It has not been thought much of in England, I understand, or the Company's Officers would import it largely into this Country.

Has there been any Difficulty in obtaining an increased Supply of Black Tea?

We have never experienced any absolute Deficiency in Black Tea. Some Years the Quantity brought down to Canton has been only sufficient to load the Ships; in other Years 100,000 or 150,000 Chests have remained unsold at the End of the Season; and then the best of them were purchased by the Company at reduced Prices, to be shipped the following Season.

Does the Factory make it a Practice to sell every Year all the Woollens and other Manufactures they receive in the course of the Year, whatever the Price which may be obtained for them?

Almost always.

No matter what the Price?


No; except in some very rare Instance, they are always sold, as otherwise they would interfere with the Exports of the following Season.

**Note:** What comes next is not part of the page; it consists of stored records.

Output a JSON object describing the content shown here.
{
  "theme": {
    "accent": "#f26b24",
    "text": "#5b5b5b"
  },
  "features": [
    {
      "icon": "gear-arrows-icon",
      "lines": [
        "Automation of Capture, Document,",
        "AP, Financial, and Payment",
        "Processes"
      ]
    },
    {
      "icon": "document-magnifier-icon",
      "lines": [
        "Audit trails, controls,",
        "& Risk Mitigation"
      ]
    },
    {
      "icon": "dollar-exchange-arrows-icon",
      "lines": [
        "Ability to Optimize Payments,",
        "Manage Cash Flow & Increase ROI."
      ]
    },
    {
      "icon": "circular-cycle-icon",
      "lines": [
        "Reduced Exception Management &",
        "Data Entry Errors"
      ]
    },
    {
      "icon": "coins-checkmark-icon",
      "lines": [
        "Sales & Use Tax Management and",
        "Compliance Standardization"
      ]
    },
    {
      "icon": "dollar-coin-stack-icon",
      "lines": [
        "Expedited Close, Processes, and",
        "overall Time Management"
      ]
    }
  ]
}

There have not been Cases in which the Directors have been advised to send out only a Portion of the Supply the following Year, in consequence of your not being able to obtain an adequate Price?

We have occasionally requested them to limit their Supply; but never wholly to suspend their Import.

Have you ever been able to form an Opinion, whether it would be possible to obtain, in the course of Five to Ten Years, an increased Supply to the Extent of Five or Ten Millions of Pounds of Tea from China?

That is a speculative Question; but I think that the Supply of Black Tea may be increased, and that in case of a steady Demand it might be gradually increased to that.

Is it Black Tea which is in general Use throughout the Country by the Inhabitants?

It is.

Is that Tea consumed by the poorest Persons in China?

Tea of some kind or other is consumed by the poorest Persons; but a great deal we saw used as Tea we were told was the Leaf of some other Plant not Tea.

Is Tea consumed throughout China?

So we understood.

It is supposed to be cultivated by Individuals in their Gardens; by the lower Orders of People?

It is said so. In the Province of Tokien there are large Districts covered with it; it grows on the hilly Grounds.

Does it require any particular Soil?

A light hilly Ground it is said produces the best Tea.

Is not the Shrub the same for all Descriptions of Tea?

That has been a disputed Question, but we rather conceive it is; that it is only the Difference of Culture and Preparation makes the Difference between Black and Green Tea; the Crops are picked in the Spring; the first in May; there are Three Selections of Leaves in the course of the Year.

Do you know how soon the Tea Plant bears Leaves?

I am not aware of that.

Do you know whether the Chinese Government make great Efforts to prevent Opium being imported?

They publish annually Two or Three Edicts, denouncing the strongest Punishment on those who may be caught smuggling; but notwithstanding that the Trade is carried on with the utmost Facility. It has increased within the last Twenty Years from 3,000 Chests a Year to 12,000 or 14,000 Chests.

Do you conceive that the Efforts to prevent it are chiefly confined to those Edicts?

They employ Revenue Boats to cruise and intercept the Smugglers, but the Commanders of those Boats are understood to be bribed, and often to be the Persons who convey the Opium from the Ships to the Coast.

Do not you apprehend that there would be a considerable Demand in this Country for that Species of Tea which you conceive the Tea Brokers are averse to the Consumption of?

I should think they were the best qualified to judge of the kind of Teas suitable to the Market. We have always understood that the Way to extend the Consumption of Tea in this Country was to maintain the Quality of the Article; such has been the Principle always held out to us for our Guidance in China.


You think that in excluding that Species of Tea they have acted solely on that Ground?

I conceive so. There is a very large Quantity of cheap Tea sent to England, but it is always of a sound and good Quality. The Prices of Teas are very much diminished at the Company's Sales, in consequence of the vast Quantities put up; the Average Price has been much decreased.

Is there any Species of European Woollen Manufacture for which you think there is an increasing Demand in China?


The Witness is directed to withdraw.

Ordered, That this Committee be adjourned to Thursday next, One o'Clock.